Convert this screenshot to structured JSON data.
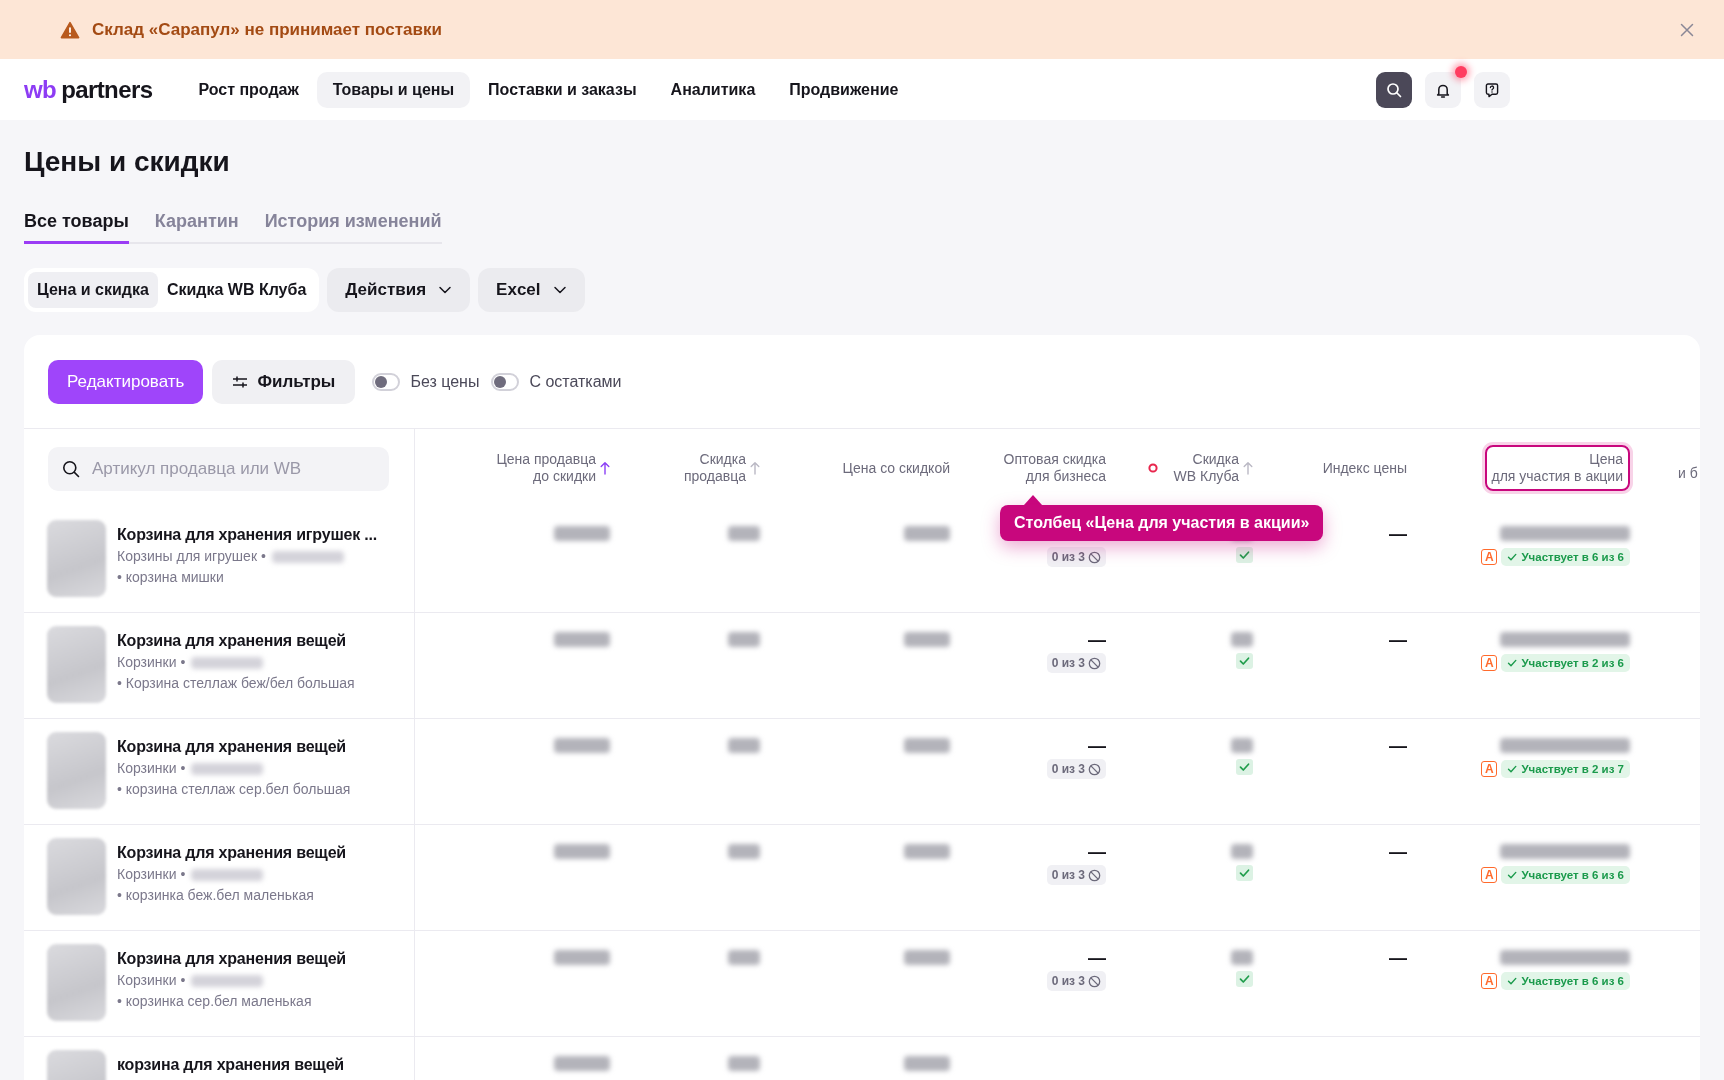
{
  "banner": {
    "text": "Склад «Сарапул» не принимает поставки"
  },
  "header": {
    "logo": {
      "mark": "wb",
      "name": "partners"
    },
    "nav": [
      {
        "label": "Рост продаж",
        "selected": false
      },
      {
        "label": "Товары и цены",
        "selected": true
      },
      {
        "label": "Поставки и заказы",
        "selected": false
      },
      {
        "label": "Аналитика",
        "selected": false
      },
      {
        "label": "Продвижение",
        "selected": false
      }
    ],
    "notification": true
  },
  "page": {
    "title": "Цены и скидки",
    "tabs": [
      {
        "label": "Все товары",
        "selected": true
      },
      {
        "label": "Карантин",
        "selected": false
      },
      {
        "label": "История изменений",
        "selected": false
      }
    ],
    "view_switch": [
      {
        "label": "Цена и скидка",
        "selected": true
      },
      {
        "label": "Скидка WB Клуба",
        "selected": false
      }
    ],
    "menus": [
      {
        "label": "Действия"
      },
      {
        "label": "Excel"
      }
    ]
  },
  "toolbar": {
    "edit_button": "Редактировать",
    "filter_button": "Фильтры",
    "toggles": [
      {
        "label": "Без цены",
        "on": false
      },
      {
        "label": "С остатками",
        "on": false
      }
    ]
  },
  "table": {
    "search": {
      "placeholder": "Артикул продавца или WB"
    },
    "columns": [
      {
        "kind": "price",
        "label": "Цена продавца\nдо скидки",
        "sort_active": true,
        "highlighted": false
      },
      {
        "kind": "percent",
        "label": "Скидка\nпродавца",
        "sort_active": false,
        "highlighted": false
      },
      {
        "kind": "price",
        "label": "Цена со скидкой",
        "highlighted": false
      },
      {
        "kind": "wholesale",
        "label": "Оптовая скидка\nдля бизнеса",
        "highlighted": false
      },
      {
        "kind": "club",
        "label": "Скидка\nWB Клуба",
        "sort_active": false,
        "highlighted": false
      },
      {
        "kind": "index",
        "label": "Индекс цены",
        "highlighted": false
      },
      {
        "kind": "promo",
        "label": "Цена\nдля участия в акции",
        "highlighted": true
      },
      {
        "kind": "cut",
        "label": "и б",
        "highlighted": false
      }
    ],
    "rows": [
      {
        "title": "Корзина для хранения игрушек ...",
        "category": "Корзины для игрушек •",
        "variant": "• корзина мишки",
        "wholesale": {
          "chip": "0 из 3"
        },
        "club_checked": true,
        "index": "—",
        "promo": {
          "tag": "A",
          "badge": "Участвует в 6 из 6"
        }
      },
      {
        "title": "Корзина для хранения вещей",
        "category": "Корзинки •",
        "variant": "• Корзина стеллаж беж/бел большая",
        "wholesale": {
          "value": "—",
          "chip": "0 из 3"
        },
        "club_checked": true,
        "index": "—",
        "promo": {
          "tag": "A",
          "badge": "Участвует в 2 из 6"
        }
      },
      {
        "title": "Корзина для хранения вещей",
        "category": "Корзинки •",
        "variant": "• корзина стеллаж сер.бел большая",
        "wholesale": {
          "value": "—",
          "chip": "0 из 3"
        },
        "club_checked": true,
        "index": "—",
        "promo": {
          "tag": "A",
          "badge": "Участвует в 2 из 7"
        }
      },
      {
        "title": "Корзина для хранения вещей",
        "category": "Корзинки •",
        "variant": "• корзинка беж.бел маленькая",
        "wholesale": {
          "value": "—",
          "chip": "0 из 3"
        },
        "club_checked": true,
        "index": "—",
        "promo": {
          "tag": "A",
          "badge": "Участвует в 6 из 6"
        }
      },
      {
        "title": "Корзина для хранения вещей",
        "category": "Корзинки •",
        "variant": "• корзинка сер.бел маленькая",
        "wholesale": {
          "value": "—",
          "chip": "0 из 3"
        },
        "club_checked": true,
        "index": "—",
        "promo": {
          "tag": "A",
          "badge": "Участвует в 6 из 6"
        }
      },
      {
        "title": "корзина для хранения вещей"
      }
    ],
    "tooltip": {
      "text": "Столбец «Цена для участия в акции»"
    }
  }
}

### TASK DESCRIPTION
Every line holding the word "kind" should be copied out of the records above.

### RESPONSE
        "kind": "price",
        "kind": "percent",
        "kind": "price",
        "kind": "wholesale",
        "kind": "club",
        "kind": "index",
        "kind": "promo",
        "kind": "cut",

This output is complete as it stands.